It is of utmost importance to China's leaders that China be recognized as a market economy. As a market economy, China would be treated differently when it comes to global trade law. But while the nation's leaders appear to believe that admission as a member of the WTO in 2001 triggered a 15 year countdown to market economy status, Bernard O'Connor says "idea that there is a deadline is an urban myth that seems to have gone global." Writing at Vox, O'Connor says China must earn market economy status by satisfying very specific criteria:
As Karel De Gucht, the current EU commissioner for trade, recently stated, whether China is or is not a market economy is a technical question under EU law. The EU assesses the existence of a market environment using five criteria set out in the EU antidumping regulation. Such conditions can be summarised in the following questions:
Does the government influence the operative decisions of firms or are they made in response to market signals?
Does the legacy of the command economy, in terms of public ownership, barter trade and so on, affect firms' operations?
Do firms have effective accounting standards?
Do firms operate under an effective framework of bankruptcy regulation and property-rights protection?
Do firms convert currency at standard market rates?
Does China as a whole meet these criteria? This is an open question. Both the US Department of Commerce and the EU Commission have found, during the course of investigations into companies in antidumping investigations that firms in China do not comply with international accounting standards, and in anti-subsidy investigations, that many market sectors operate within the framework of the five-year plans which encourage some sectors and discourage others. For example, companies in the encouraged sectors receive funding from state-owned banks without any regard to the risks which such funding might incur. In addition, many countries have questioned whether China allows its currency to float. Brazil has raised this issue in the WTO referring to the concept of monetary dumping.

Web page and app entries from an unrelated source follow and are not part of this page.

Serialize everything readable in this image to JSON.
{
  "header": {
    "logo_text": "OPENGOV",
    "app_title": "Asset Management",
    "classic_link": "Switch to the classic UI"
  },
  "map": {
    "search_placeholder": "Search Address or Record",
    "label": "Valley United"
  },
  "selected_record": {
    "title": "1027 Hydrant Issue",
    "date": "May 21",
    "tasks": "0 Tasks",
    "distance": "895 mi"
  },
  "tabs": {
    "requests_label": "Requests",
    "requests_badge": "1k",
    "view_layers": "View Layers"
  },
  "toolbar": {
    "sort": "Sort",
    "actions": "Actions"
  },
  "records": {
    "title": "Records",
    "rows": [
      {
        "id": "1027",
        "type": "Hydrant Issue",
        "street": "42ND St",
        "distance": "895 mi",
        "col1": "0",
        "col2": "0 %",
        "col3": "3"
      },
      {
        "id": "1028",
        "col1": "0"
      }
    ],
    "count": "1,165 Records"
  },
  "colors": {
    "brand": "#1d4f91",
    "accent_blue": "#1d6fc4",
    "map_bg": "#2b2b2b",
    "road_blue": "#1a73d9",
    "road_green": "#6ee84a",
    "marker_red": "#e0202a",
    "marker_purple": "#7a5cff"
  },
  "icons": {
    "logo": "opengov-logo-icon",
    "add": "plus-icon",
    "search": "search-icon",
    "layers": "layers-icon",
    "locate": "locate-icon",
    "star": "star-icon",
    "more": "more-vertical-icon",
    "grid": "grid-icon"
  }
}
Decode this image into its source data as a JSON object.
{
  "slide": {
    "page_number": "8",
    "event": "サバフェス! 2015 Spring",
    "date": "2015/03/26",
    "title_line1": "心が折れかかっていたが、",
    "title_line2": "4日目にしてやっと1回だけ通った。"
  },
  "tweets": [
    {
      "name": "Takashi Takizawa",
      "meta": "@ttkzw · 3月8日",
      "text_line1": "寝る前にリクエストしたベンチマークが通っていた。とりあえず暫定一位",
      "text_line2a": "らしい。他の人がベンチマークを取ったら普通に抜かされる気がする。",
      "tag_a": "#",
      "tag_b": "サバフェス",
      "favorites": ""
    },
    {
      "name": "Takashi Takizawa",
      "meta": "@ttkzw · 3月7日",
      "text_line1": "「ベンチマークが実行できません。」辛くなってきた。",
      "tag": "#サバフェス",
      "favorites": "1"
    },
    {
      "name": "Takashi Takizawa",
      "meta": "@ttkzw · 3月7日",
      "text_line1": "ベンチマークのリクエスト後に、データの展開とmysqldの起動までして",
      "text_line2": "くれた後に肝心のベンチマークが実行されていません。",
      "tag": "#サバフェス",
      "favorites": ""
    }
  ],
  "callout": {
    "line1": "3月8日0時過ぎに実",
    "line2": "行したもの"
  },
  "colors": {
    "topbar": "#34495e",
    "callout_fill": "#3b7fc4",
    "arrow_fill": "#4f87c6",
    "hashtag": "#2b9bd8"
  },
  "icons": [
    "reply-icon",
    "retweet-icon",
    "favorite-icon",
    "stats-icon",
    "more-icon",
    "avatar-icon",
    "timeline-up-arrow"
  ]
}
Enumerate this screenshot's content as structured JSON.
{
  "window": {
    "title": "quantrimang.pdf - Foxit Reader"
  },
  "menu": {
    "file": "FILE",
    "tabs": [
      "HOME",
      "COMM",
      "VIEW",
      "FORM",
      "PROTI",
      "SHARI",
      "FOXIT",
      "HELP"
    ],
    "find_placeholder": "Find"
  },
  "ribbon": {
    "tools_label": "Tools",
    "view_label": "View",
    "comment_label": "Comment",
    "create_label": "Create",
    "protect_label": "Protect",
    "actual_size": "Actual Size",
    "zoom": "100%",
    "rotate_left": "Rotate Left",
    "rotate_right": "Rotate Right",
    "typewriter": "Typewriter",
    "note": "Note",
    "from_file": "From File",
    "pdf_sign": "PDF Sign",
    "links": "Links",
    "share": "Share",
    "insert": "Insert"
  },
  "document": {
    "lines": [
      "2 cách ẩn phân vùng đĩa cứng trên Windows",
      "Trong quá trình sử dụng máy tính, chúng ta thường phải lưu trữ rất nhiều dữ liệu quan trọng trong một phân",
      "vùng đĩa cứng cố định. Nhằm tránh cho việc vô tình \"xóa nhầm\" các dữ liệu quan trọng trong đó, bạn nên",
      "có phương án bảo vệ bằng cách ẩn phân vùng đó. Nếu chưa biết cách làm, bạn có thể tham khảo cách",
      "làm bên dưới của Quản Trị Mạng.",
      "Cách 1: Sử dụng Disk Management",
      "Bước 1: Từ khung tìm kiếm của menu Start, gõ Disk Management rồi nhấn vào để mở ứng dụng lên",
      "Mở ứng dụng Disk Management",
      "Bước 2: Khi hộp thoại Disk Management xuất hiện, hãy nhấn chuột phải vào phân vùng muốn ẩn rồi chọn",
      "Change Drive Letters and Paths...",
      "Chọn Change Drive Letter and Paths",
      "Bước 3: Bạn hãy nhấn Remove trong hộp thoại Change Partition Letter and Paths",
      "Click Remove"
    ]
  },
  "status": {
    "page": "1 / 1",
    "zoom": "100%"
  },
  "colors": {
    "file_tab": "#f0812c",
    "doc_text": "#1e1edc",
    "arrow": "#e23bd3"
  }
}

On the basis of analysis carried out in the US and in the EU it is unlikely that China would be considered a market economy according to the normal standards applicable in EU law. And Article 15 of the China WTO accession protocol requires that the evaluation be carried out on the basis of the law of the importing WTO member.
Read Market-economy status for China is not automatic here.
Filed under: vox, global business, trade, EU, global trade, tariffs, China, Europe, eu law, bernanrd o'connor, antidumping, wto, market economy, price controls